*** Opening Provided records ***
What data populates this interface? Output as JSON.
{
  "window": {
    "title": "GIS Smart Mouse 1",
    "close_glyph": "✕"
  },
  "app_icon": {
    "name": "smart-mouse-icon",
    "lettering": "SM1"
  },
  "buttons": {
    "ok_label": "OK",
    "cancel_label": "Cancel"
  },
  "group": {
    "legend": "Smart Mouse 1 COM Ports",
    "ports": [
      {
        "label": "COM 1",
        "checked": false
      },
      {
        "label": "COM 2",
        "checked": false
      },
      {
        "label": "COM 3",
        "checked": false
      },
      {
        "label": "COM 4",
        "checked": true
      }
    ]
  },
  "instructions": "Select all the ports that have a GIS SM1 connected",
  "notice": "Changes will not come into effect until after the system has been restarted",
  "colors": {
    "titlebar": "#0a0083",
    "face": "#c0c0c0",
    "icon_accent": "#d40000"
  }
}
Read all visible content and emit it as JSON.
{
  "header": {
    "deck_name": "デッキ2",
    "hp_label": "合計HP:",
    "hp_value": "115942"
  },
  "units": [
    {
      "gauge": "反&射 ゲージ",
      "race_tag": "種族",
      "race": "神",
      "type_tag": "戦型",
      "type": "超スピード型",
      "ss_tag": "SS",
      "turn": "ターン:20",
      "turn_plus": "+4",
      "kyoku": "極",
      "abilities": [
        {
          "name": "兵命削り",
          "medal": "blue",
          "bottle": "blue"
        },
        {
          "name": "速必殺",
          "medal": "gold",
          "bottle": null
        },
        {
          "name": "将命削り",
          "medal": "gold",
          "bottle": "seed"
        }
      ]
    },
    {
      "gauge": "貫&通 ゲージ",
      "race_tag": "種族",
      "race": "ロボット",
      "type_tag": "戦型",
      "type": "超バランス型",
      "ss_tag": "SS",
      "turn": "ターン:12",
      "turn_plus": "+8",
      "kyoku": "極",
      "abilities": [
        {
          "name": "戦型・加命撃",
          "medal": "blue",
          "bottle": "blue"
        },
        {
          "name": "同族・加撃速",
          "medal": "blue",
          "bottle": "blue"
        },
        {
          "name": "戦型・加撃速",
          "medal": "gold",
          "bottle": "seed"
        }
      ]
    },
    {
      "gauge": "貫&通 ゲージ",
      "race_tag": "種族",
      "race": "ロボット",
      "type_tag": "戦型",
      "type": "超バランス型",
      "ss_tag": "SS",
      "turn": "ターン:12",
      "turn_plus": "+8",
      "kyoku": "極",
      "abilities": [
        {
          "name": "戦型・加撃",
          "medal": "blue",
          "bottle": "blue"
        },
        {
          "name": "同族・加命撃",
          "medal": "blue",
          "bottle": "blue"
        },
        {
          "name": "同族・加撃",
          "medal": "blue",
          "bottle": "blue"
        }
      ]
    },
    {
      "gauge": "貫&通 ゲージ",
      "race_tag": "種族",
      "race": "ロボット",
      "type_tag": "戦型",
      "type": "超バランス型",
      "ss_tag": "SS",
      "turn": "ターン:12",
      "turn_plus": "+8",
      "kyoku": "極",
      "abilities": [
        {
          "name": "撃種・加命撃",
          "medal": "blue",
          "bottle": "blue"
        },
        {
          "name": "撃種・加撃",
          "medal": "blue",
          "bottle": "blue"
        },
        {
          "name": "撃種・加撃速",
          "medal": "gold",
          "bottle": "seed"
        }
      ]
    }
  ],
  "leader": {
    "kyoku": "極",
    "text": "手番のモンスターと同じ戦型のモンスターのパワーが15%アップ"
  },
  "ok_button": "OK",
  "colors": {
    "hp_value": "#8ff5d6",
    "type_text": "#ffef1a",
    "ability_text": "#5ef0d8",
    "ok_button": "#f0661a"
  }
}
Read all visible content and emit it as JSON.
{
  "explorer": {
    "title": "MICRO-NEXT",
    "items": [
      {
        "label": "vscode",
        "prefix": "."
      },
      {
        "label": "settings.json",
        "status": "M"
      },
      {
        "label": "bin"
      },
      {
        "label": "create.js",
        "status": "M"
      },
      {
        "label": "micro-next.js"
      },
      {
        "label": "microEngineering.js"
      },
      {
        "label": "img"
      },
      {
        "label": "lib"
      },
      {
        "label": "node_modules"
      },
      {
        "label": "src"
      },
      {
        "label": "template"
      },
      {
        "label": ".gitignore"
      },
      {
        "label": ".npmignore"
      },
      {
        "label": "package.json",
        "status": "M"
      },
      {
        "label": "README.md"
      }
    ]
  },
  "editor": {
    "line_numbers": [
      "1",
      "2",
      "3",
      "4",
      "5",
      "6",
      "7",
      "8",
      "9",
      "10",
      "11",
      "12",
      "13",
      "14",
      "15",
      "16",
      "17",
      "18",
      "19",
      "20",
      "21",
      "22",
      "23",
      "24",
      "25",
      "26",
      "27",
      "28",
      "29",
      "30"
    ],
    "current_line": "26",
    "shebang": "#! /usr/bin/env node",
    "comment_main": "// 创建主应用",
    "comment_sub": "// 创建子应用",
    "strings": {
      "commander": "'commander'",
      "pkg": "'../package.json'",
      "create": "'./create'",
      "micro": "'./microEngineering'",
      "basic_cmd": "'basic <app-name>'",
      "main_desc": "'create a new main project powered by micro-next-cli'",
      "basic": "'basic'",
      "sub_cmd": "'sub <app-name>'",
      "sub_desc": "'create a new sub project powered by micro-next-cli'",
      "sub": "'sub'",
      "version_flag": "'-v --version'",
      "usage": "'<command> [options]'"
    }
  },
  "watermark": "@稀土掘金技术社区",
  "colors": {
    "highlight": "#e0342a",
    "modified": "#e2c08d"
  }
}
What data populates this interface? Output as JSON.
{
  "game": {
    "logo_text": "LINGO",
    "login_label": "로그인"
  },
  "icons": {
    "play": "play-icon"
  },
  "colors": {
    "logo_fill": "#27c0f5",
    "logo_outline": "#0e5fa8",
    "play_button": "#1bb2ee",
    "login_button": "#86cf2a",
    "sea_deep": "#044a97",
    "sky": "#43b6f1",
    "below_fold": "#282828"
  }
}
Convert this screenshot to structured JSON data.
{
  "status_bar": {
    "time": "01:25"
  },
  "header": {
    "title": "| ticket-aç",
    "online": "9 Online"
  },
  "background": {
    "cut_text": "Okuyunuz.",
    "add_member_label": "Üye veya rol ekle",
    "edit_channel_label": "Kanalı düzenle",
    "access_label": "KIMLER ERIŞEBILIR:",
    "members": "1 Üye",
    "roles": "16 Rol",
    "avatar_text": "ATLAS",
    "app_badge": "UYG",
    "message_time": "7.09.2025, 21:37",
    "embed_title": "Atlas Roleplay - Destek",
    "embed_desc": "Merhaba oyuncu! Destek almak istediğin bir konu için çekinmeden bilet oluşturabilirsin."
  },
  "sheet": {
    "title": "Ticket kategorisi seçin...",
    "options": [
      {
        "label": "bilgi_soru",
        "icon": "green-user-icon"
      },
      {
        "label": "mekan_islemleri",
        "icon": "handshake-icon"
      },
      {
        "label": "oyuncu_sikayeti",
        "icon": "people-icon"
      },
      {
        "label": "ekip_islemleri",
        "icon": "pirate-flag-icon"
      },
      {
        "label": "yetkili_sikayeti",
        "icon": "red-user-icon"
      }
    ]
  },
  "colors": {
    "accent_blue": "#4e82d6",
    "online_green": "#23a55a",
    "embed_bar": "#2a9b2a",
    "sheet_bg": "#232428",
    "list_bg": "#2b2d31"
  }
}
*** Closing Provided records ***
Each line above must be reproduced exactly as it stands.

Written solution:
What data populates this interface? Output as JSON.
{
  "window": {
    "title": "GIS Smart Mouse 1",
    "close_glyph": "✕"
  },
  "app_icon": {
    "name": "smart-mouse-icon",
    "lettering": "SM1"
  },
  "buttons": {
    "ok_label": "OK",
    "cancel_label": "Cancel"
  },
  "group": {
    "legend": "Smart Mouse 1 COM Ports",
    "ports": [
      {
        "label": "COM 1",
        "checked": false
      },
      {
        "label": "COM 2",
        "checked": false
      },
      {
        "label": "COM 3",
        "checked": false
      },
      {
        "label": "COM 4",
        "checked": true
      }
    ]
  },
  "instructions": "Select all the ports that have a GIS SM1 connected",
  "notice": "Changes will not come into effect until after the system has been restarted",
  "colors": {
    "titlebar": "#0a0083",
    "face": "#c0c0c0",
    "icon_accent": "#d40000"
  }
}
Read all visible content and emit it as JSON.
{
  "header": {
    "deck_name": "デッキ2",
    "hp_label": "合計HP:",
    "hp_value": "115942"
  },
  "units": [
    {
      "gauge": "反&射 ゲージ",
      "race_tag": "種族",
      "race": "神",
      "type_tag": "戦型",
      "type": "超スピード型",
      "ss_tag": "SS",
      "turn": "ターン:20",
      "turn_plus": "+4",
      "kyoku": "極",
      "abilities": [
        {
          "name": "兵命削り",
          "medal": "blue",
          "bottle": "blue"
        },
        {
          "name": "速必殺",
          "medal": "gold",
          "bottle": null
        },
        {
          "name": "将命削り",
          "medal": "gold",
          "bottle": "seed"
        }
      ]
    },
    {
      "gauge": "貫&通 ゲージ",
      "race_tag": "種族",
      "race": "ロボット",
      "type_tag": "戦型",
      "type": "超バランス型",
      "ss_tag": "SS",
      "turn": "ターン:12",
      "turn_plus": "+8",
      "kyoku": "極",
      "abilities": [
        {
          "name": "戦型・加命撃",
          "medal": "blue",
          "bottle": "blue"
        },
        {
          "name": "同族・加撃速",
          "medal": "blue",
          "bottle": "blue"
        },
        {
          "name": "戦型・加撃速",
          "medal": "gold",
          "bottle": "seed"
        }
      ]
    },
    {
      "gauge": "貫&通 ゲージ",
      "race_tag": "種族",
      "race": "ロボット",
      "type_tag": "戦型",
      "type": "超バランス型",
      "ss_tag": "SS",
      "turn": "ターン:12",
      "turn_plus": "+8",
      "kyoku": "極",
      "abilities": [
        {
          "name": "戦型・加撃",
          "medal": "blue",
          "bottle": "blue"
        },
        {
          "name": "同族・加命撃",
          "medal": "blue",
          "bottle": "blue"
        },
        {
          "name": "同族・加撃",
          "medal": "blue",
          "bottle": "blue"
        }
      ]
    },
    {
      "gauge": "貫&通 ゲージ",
      "race_tag": "種族",
      "race": "ロボット",
      "type_tag": "戦型",
      "type": "超バランス型",
      "ss_tag": "SS",
      "turn": "ターン:12",
      "turn_plus": "+8",
      "kyoku": "極",
      "abilities": [
        {
          "name": "撃種・加命撃",
          "medal": "blue",
          "bottle": "blue"
        },
        {
          "name": "撃種・加撃",
          "medal": "blue",
          "bottle": "blue"
        },
        {
          "name": "撃種・加撃速",
          "medal": "gold",
          "bottle": "seed"
        }
      ]
    }
  ],
  "leader": {
    "kyoku": "極",
    "text": "手番のモンスターと同じ戦型のモンスターのパワーが15%アップ"
  },
  "ok_button": "OK",
  "colors": {
    "hp_value": "#8ff5d6",
    "type_text": "#ffef1a",
    "ability_text": "#5ef0d8",
    "ok_button": "#f0661a"
  }
}
Read all visible content and emit it as JSON.
{
  "explorer": {
    "title": "MICRO-NEXT",
    "items": [
      {
        "label": "vscode",
        "prefix": "."
      },
      {
        "label": "settings.json",
        "status": "M"
      },
      {
        "label": "bin"
      },
      {
        "label": "create.js",
        "status": "M"
      },
      {
        "label": "micro-next.js"
      },
      {
        "label": "microEngineering.js"
      },
      {
        "label": "img"
      },
      {
        "label": "lib"
      },
      {
        "label": "node_modules"
      },
      {
        "label": "src"
      },
      {
        "label": "template"
      },
      {
        "label": ".gitignore"
      },
      {
        "label": ".npmignore"
      },
      {
        "label": "package.json",
        "status": "M"
      },
      {
        "label": "README.md"
      }
    ]
  },
  "editor": {
    "line_numbers": [
      "1",
      "2",
      "3",
      "4",
      "5",
      "6",
      "7",
      "8",
      "9",
      "10",
      "11",
      "12",
      "13",
      "14",
      "15",
      "16",
      "17",
      "18",
      "19",
      "20",
      "21",
      "22",
      "23",
      "24",
      "25",
      "26",
      "27",
      "28",
      "29",
      "30"
    ],
    "current_line": "26",
    "shebang": "#! /usr/bin/env node",
    "comment_main": "// 创建主应用",
    "comment_sub": "// 创建子应用",
    "strings": {
      "commander": "'commander'",
      "pkg": "'../package.json'",
      "create": "'./create'",
      "micro": "'./microEngineering'",
      "basic_cmd": "'basic <app-name>'",
      "main_desc": "'create a new main project powered by micro-next-cli'",
      "basic": "'basic'",
      "sub_cmd": "'sub <app-name>'",
      "sub_desc": "'create a new sub project powered by micro-next-cli'",
      "sub": "'sub'",
      "version_flag": "'-v --version'",
      "usage": "'<command> [options]'"
    }
  },
  "watermark": "@稀土掘金技术社区",
  "colors": {
    "highlight": "#e0342a",
    "modified": "#e2c08d"
  }
}
What data populates this interface? Output as JSON.
{
  "game": {
    "logo_text": "LINGO",
    "login_label": "로그인"
  },
  "icons": {
    "play": "play-icon"
  },
  "colors": {
    "logo_fill": "#27c0f5",
    "logo_outline": "#0e5fa8",
    "play_button": "#1bb2ee",
    "login_button": "#86cf2a",
    "sea_deep": "#044a97",
    "sky": "#43b6f1",
    "below_fold": "#282828"
  }
}
Convert this screenshot to structured JSON data.
{
  "status_bar": {
    "time": "01:25"
  },
  "header": {
    "title": "| ticket-aç",
    "online": "9 Online"
  },
  "background": {
    "cut_text": "Okuyunuz.",
    "add_member_label": "Üye veya rol ekle",
    "edit_channel_label": "Kanalı düzenle",
    "access_label": "KIMLER ERIŞEBILIR:",
    "members": "1 Üye",
    "roles": "16 Rol",
    "avatar_text": "ATLAS",
    "app_badge": "UYG",
    "message_time": "7.09.2025, 21:37",
    "embed_title": "Atlas Roleplay - Destek",
    "embed_desc": "Merhaba oyuncu! Destek almak istediğin bir konu için çekinmeden bilet oluşturabilirsin."
  },
  "sheet": {
    "title": "Ticket kategorisi seçin...",
    "options": [
      {
        "label": "bilgi_soru",
        "icon": "green-user-icon"
      },
      {
        "label": "mekan_islemleri",
        "icon": "handshake-icon"
      },
      {
        "label": "oyuncu_sikayeti",
        "icon": "people-icon"
      },
      {
        "label": "ekip_islemleri",
        "icon": "pirate-flag-icon"
      },
      {
        "label": "yetkili_sikayeti",
        "icon": "red-user-icon"
      }
    ]
  },
  "colors": {
    "accent_blue": "#4e82d6",
    "online_green": "#23a55a",
    "embed_bar": "#2a9b2a",
    "sheet_bg": "#232428",
    "list_bg": "#2b2d31"
  }
}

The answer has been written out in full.